The Centers for Disease Control and Prevention (CDC), and the Foundation for Women’s Cancer, understand the importance of bringing awareness to all gynecologic cancers and encouraging women to pay attention to their bodies.
Gynecologic cancer is any cancer that starts in a woman’s reproductive organs. It can begin in different places within a woman’s pelvis, which is the area below the stomach and in between the hip bones. The five main types are:
•Cervical Cancer–begins in the cervix, which is the lower, narrow end of the uterus. (The uterus is also called the womb.) Of all the gynecologic cancers, only cervical cancer has a screening test—the Pap test—that can find this cancer early, when treatment works best. The Pap test also helps prevent cervical cancer by finding precancers, cell changes on the cervix that might become cervical cancer if they are not treated appropriately.
•Ovarian cancer–begins in the ovaries, which are located on each side of the uterus.
•Uterine cancer–begins in the uterus, the pear-shaped organ in a woman’s pelvis where the baby grows when she is pregnant.
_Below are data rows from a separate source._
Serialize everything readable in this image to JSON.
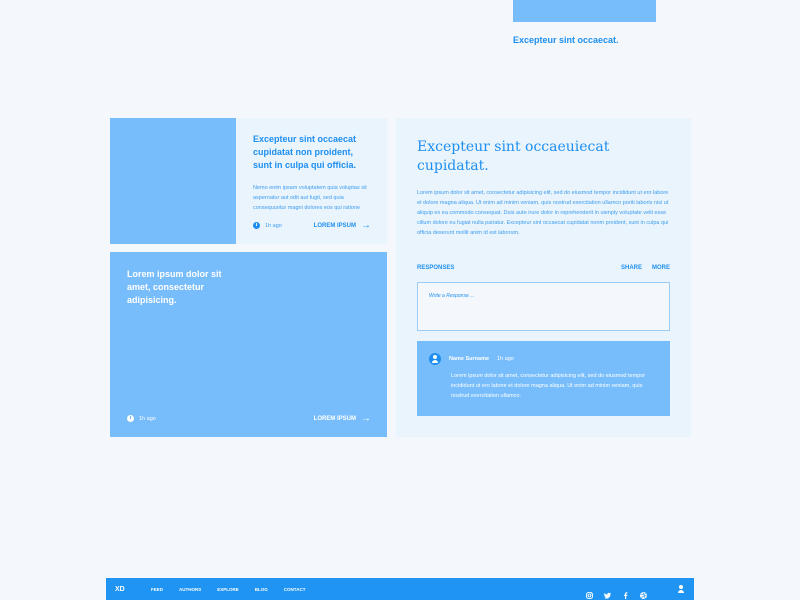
{
  "top": {
    "caption": "Excepteur sint occaecat."
  },
  "card_a": {
    "title": "Excepteur sint occaecat cupidatat non proident, sunt in culpa qui officia.",
    "text": "Nemo enim ipsam voluptatem quia voluptas sit aspernatur aut odit aut fugit, sed quia consequuntur magni dolores eos qui ratione",
    "time": "1h ago",
    "link": "LOREM IPSUM"
  },
  "card_b": {
    "title": "Lorem ipsum dolor sit amet, consectetur adipisicing.",
    "time": "1h ago",
    "link": "LOREM IPSUM"
  },
  "panel": {
    "title": "Excepteur sint occaeuiecat cupidatat.",
    "text": "Lorem ipsum dolor sit amet, consectetur adipisicing elit, sed do eiusmod tempor incididunt ut ero labore et dolore magna aliqua. Ut enim ad minim veniam, quis nostrud exercitation ullamco poriti laboris nisi ut aliquip ex ea commodo consequat. Duis aute irure dolor in reprehenderit in uienply voluptate velit esse cillum dolore eu fugiat nulla pariatur. Excepteur sint occaecat cupidatat nonm proident, sunt in culpa qui officia deserunt mollit anim id est laborum.",
    "responses_label": "RESPONSES",
    "share_label": "SHARE",
    "more_label": "MORE",
    "response_placeholder": "Write a Response ...",
    "comment": {
      "name": "Name Surname",
      "time": "1h ago",
      "text": "Lorem ipsum dolor sit amet, consectetur adipisicing elit, sed do eiusmod tempor incididunt ut ero labore et dolore magna aliqua. Ut enim ad minim veniam, quis nostrud exercitation ullamco."
    }
  },
  "footer": {
    "logo": "XD",
    "nav": [
      "FEED",
      "AUTHORS",
      "EXPLORE",
      "BLOG",
      "CONTACT"
    ],
    "social_icons": [
      "instagram-icon",
      "twitter-icon",
      "facebook-icon",
      "dribbble-icon"
    ],
    "profile_icon": "profile-icon"
  }
}
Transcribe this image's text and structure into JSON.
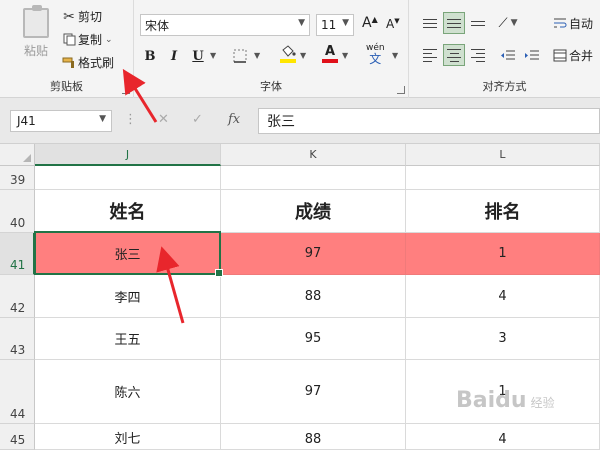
{
  "ribbon": {
    "clipboard": {
      "paste_label": "粘贴",
      "cut_label": "剪切",
      "copy_label": "复制",
      "format_painter_label": "格式刷",
      "group_label": "剪贴板"
    },
    "font": {
      "font_name": "宋体",
      "font_size": "11",
      "grow_label": "A",
      "shrink_label": "A",
      "bold": "B",
      "italic": "I",
      "underline": "U",
      "font_color_label": "A",
      "phonetic_top": "wén",
      "phonetic_bottom": "文",
      "group_label": "字体",
      "fill_color": "#ffe600",
      "font_color": "#e0101a"
    },
    "alignment": {
      "wrap_label": "自动",
      "merge_label": "合并",
      "group_label": "对齐方式"
    }
  },
  "formula_bar": {
    "name_box": "J41",
    "cancel_icon": "✕",
    "enter_icon": "✓",
    "fx_label": "fx",
    "formula": "张三"
  },
  "grid": {
    "columns": [
      "J",
      "K",
      "L"
    ],
    "rows": [
      "39",
      "40",
      "41",
      "42",
      "43",
      "44",
      "45"
    ],
    "header": {
      "name": "姓名",
      "score": "成绩",
      "rank": "排名"
    },
    "records": [
      {
        "name": "张三",
        "score": "97",
        "rank": "1",
        "highlight": true
      },
      {
        "name": "李四",
        "score": "88",
        "rank": "4"
      },
      {
        "name": "王五",
        "score": "95",
        "rank": "3"
      },
      {
        "name": "陈六",
        "score": "97",
        "rank": "1"
      },
      {
        "name": "刘七",
        "score": "88",
        "rank": "4"
      }
    ],
    "highlight_color": "#ff7f7f",
    "selection_color": "#217346"
  },
  "watermark": {
    "text": "Baidu",
    "sub": "经验"
  }
}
•Vaginal cancer–begins in the vagina, which is the hollow, tube-like channel between the bottom of the uterus and the outside of the body.
•Vulvar cancer–begins in the vulva, the outer part of the female genital organs.
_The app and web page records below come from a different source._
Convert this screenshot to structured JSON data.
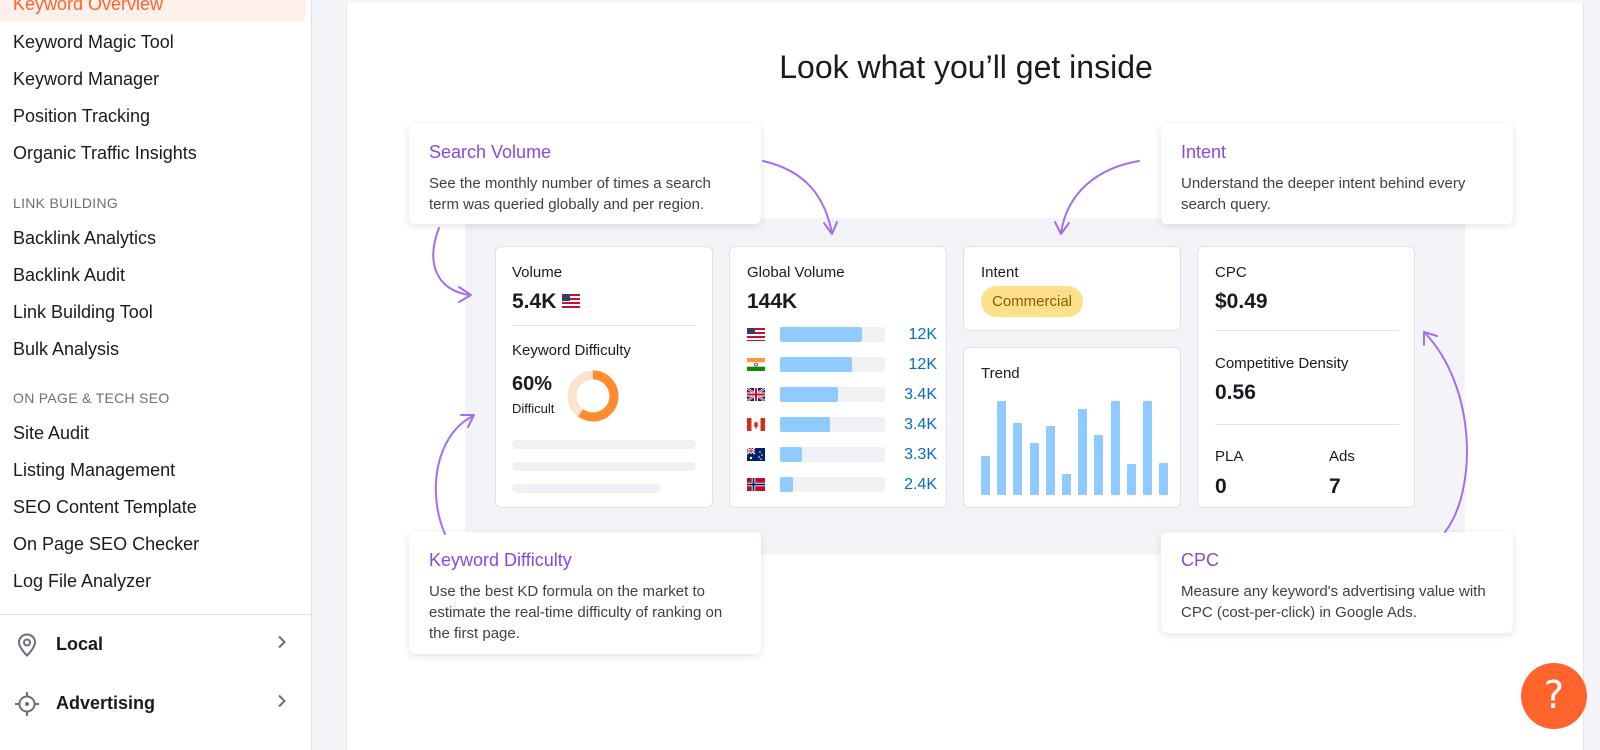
{
  "sidebar": {
    "active_item": "Keyword Overview",
    "items_top": [
      "Keyword Magic Tool",
      "Keyword Manager",
      "Position Tracking",
      "Organic Traffic Insights"
    ],
    "section_link_building": "LINK BUILDING",
    "items_link_building": [
      "Backlink Analytics",
      "Backlink Audit",
      "Link Building Tool",
      "Bulk Analysis"
    ],
    "section_on_page": "ON PAGE & TECH SEO",
    "items_on_page": [
      "Site Audit",
      "Listing Management",
      "SEO Content Template",
      "On Page SEO Checker",
      "Log File Analyzer"
    ],
    "groups": [
      {
        "label": "Local",
        "icon": "map-pin-icon"
      },
      {
        "label": "Advertising",
        "icon": "target-icon"
      }
    ]
  },
  "main": {
    "title": "Look what you’ll get inside",
    "callouts": {
      "search_volume": {
        "title": "Search Volume",
        "text": "See the monthly number of times a search term was queried globally and per region."
      },
      "intent": {
        "title": "Intent",
        "text": "Understand the deeper intent behind every search query."
      },
      "keyword_difficulty": {
        "title": "Keyword Difficulty",
        "text": "Use the best KD formula on the market to estimate the real-time difficulty of ranking on the first page."
      },
      "cpc": {
        "title": "CPC",
        "text": "Measure any keyword's advertising value with CPC (cost-per-click) in Google Ads."
      }
    },
    "volume_card": {
      "label": "Volume",
      "value": "5.4K",
      "flag": "us-flag-icon",
      "kd_label": "Keyword Difficulty",
      "kd_value": "60%",
      "kd_level": "Difficult",
      "kd_fraction": 0.6
    },
    "global_card": {
      "label": "Global Volume",
      "value": "144K",
      "rows": [
        {
          "flag": "us-flag-icon",
          "value": "12K",
          "fraction": 0.78
        },
        {
          "flag": "in-flag-icon",
          "value": "12K",
          "fraction": 0.69
        },
        {
          "flag": "uk-flag-icon",
          "value": "3.4K",
          "fraction": 0.55
        },
        {
          "flag": "ca-flag-icon",
          "value": "3.4K",
          "fraction": 0.48
        },
        {
          "flag": "au-flag-icon",
          "value": "3.3K",
          "fraction": 0.21
        },
        {
          "flag": "no-flag-icon",
          "value": "2.4K",
          "fraction": 0.12
        }
      ]
    },
    "intent_card": {
      "label": "Intent",
      "badge": "Commercial",
      "badge_color": "#ffe08a"
    },
    "trend_card": {
      "label": "Trend",
      "bars": [
        0.4,
        0.97,
        0.74,
        0.54,
        0.71,
        0.22,
        0.89,
        0.62,
        0.97,
        0.32,
        0.97,
        0.33
      ]
    },
    "cpc_card": {
      "label": "CPC",
      "value": "$0.49",
      "density_label": "Competitive Density",
      "density_value": "0.56",
      "pla_label": "PLA",
      "pla_value": "0",
      "ads_label": "Ads",
      "ads_value": "7"
    },
    "colors": {
      "accent": "#8649e1",
      "brand": "#ff642d",
      "bar": "#8fcbff",
      "link": "#006dca"
    }
  },
  "help": {
    "label": "?"
  }
}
Each gynecologic cancer is unique, with different signs and symptoms. We urge you to pay attention to your body and know what is normal for you. If you notice anything unusual and it goes on for two weeks or longer, make an appointment with your gynecologist.
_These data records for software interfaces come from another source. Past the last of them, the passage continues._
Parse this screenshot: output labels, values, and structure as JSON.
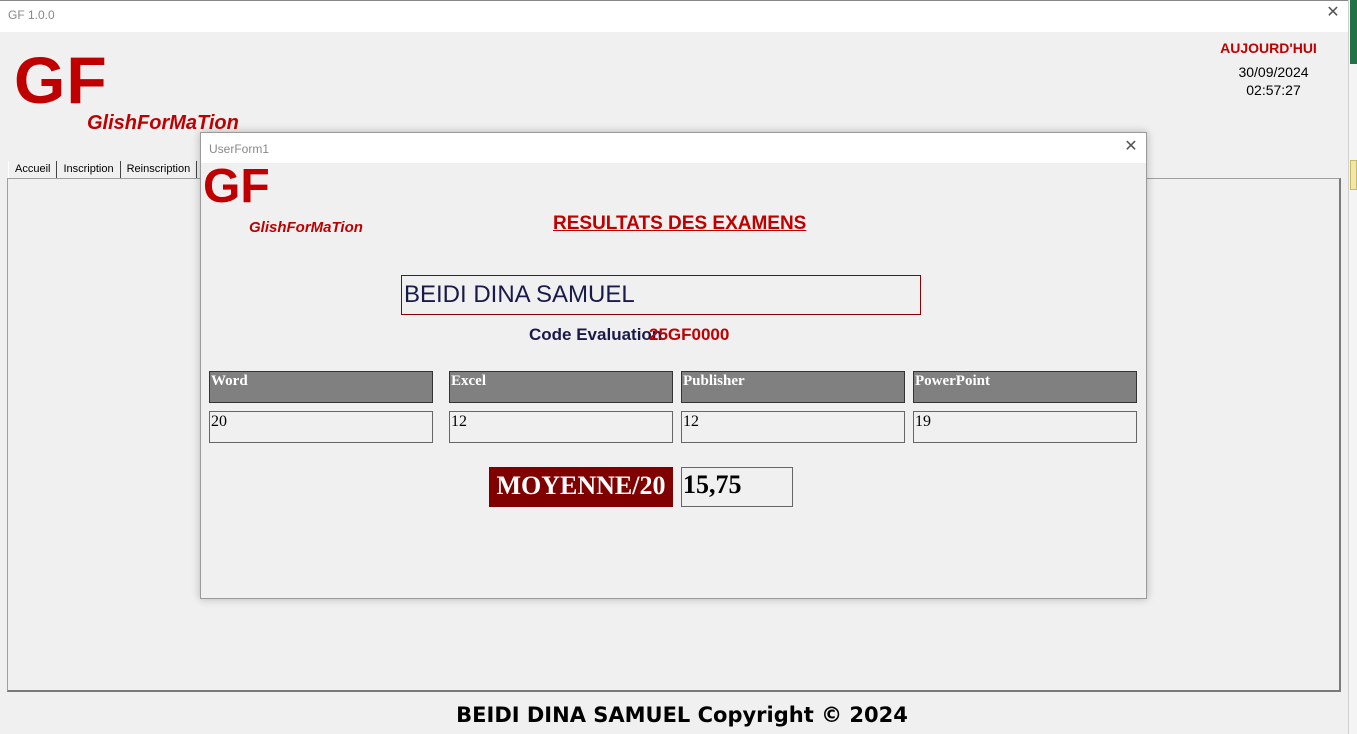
{
  "window": {
    "title": "GF 1.0.0"
  },
  "logo": {
    "letters": "GF",
    "subtitle": "GlishForMaTion"
  },
  "datetime": {
    "label": "AUJOURD'HUI",
    "date": "30/09/2024",
    "time": "02:57:27"
  },
  "tabs": [
    "Accueil",
    "Inscription",
    "Reinscription",
    "F"
  ],
  "footer": "BEIDI DINA SAMUEL Copyright © 2024",
  "dialog": {
    "title": "UserForm1",
    "logo_letters": "GF",
    "logo_subtitle": "GlishForMaTion",
    "heading": "RESULTATS DES EXAMENS",
    "student_name": "BEIDI DINA SAMUEL",
    "code_label": "Code Evaluation",
    "code_value": "25GF0000",
    "subjects": [
      {
        "name": "Word",
        "score": "20"
      },
      {
        "name": "Excel",
        "score": "12"
      },
      {
        "name": "Publisher",
        "score": "12"
      },
      {
        "name": "PowerPoint",
        "score": "19"
      }
    ],
    "average_label": "MOYENNE/20",
    "average_value": "15,75"
  },
  "colors": {
    "brand_red": "#c00000",
    "dark_red": "#800000",
    "header_grey": "#808080",
    "excel_green": "#217346"
  },
  "icons": {
    "close": "close-icon"
  }
}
Here are some of the symptoms of a gynecologic cancer:
- Pelvic pain or pressure that doesn’t go away, and you don’t know why.
- Feeling too full, too fast, even when you eat just a little.
- Unusual vaginal bleeding, like having longer or heavier periods than what’s normal for you, or bleeding after you’ve gone through menopause.
Like most cancers, when gynecologic cancers are found early, treatment is most effective. All women are at risk for gynecologic cancers, and risk increases with age.